_TASK DIRECTIONS_
Each record beneath this line should be returned exactly as it is.

═══ EXERCISE INPUTS

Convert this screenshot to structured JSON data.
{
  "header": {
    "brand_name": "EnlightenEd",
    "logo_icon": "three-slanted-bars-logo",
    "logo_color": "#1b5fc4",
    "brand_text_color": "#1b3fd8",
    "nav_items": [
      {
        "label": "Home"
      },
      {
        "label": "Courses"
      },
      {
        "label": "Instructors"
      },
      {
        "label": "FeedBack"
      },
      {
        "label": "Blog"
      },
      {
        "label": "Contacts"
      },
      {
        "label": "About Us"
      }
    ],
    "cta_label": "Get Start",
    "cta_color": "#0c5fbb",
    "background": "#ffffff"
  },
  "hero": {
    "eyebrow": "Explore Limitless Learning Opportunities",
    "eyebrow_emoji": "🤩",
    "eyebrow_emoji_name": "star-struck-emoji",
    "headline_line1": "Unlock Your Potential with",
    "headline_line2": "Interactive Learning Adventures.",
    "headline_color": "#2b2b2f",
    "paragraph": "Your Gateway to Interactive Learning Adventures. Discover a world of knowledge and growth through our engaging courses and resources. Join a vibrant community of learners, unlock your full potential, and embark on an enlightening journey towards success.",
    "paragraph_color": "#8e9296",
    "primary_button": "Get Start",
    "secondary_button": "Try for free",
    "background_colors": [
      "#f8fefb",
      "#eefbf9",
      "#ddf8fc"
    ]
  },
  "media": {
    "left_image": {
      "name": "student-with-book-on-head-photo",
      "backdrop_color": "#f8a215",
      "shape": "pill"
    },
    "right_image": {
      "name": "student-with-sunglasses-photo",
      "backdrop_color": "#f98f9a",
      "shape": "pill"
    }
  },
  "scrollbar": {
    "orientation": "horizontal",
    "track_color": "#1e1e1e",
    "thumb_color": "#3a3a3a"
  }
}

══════

_SOLUTION BELOW_
Convert this screenshot to structured JSON data.
{
  "header": {
    "brand_name": "EnlightenEd",
    "logo_icon": "three-slanted-bars-logo",
    "logo_color": "#1b5fc4",
    "brand_text_color": "#1b3fd8",
    "nav_items": [
      {
        "label": "Home"
      },
      {
        "label": "Courses"
      },
      {
        "label": "Instructors"
      },
      {
        "label": "FeedBack"
      },
      {
        "label": "Blog"
      },
      {
        "label": "Contacts"
      },
      {
        "label": "About Us"
      }
    ],
    "cta_label": "Get Start",
    "cta_color": "#0c5fbb",
    "background": "#ffffff"
  },
  "hero": {
    "eyebrow": "Explore Limitless Learning Opportunities",
    "eyebrow_emoji": "🤩",
    "eyebrow_emoji_name": "star-struck-emoji",
    "headline_line1": "Unlock Your Potential with",
    "headline_line2": "Interactive Learning Adventures.",
    "headline_color": "#2b2b2f",
    "paragraph": "Your Gateway to Interactive Learning Adventures. Discover a world of knowledge and growth through our engaging courses and resources. Join a vibrant community of learners, unlock your full potential, and embark on an enlightening journey towards success.",
    "paragraph_color": "#8e9296",
    "primary_button": "Get Start",
    "secondary_button": "Try for free",
    "background_colors": [
      "#f8fefb",
      "#eefbf9",
      "#ddf8fc"
    ]
  },
  "media": {
    "left_image": {
      "name": "student-with-book-on-head-photo",
      "backdrop_color": "#f8a215",
      "shape": "pill"
    },
    "right_image": {
      "name": "student-with-sunglasses-photo",
      "backdrop_color": "#f98f9a",
      "shape": "pill"
    }
  },
  "scrollbar": {
    "orientation": "horizontal",
    "track_color": "#1e1e1e",
    "thumb_color": "#3a3a3a"
  }
}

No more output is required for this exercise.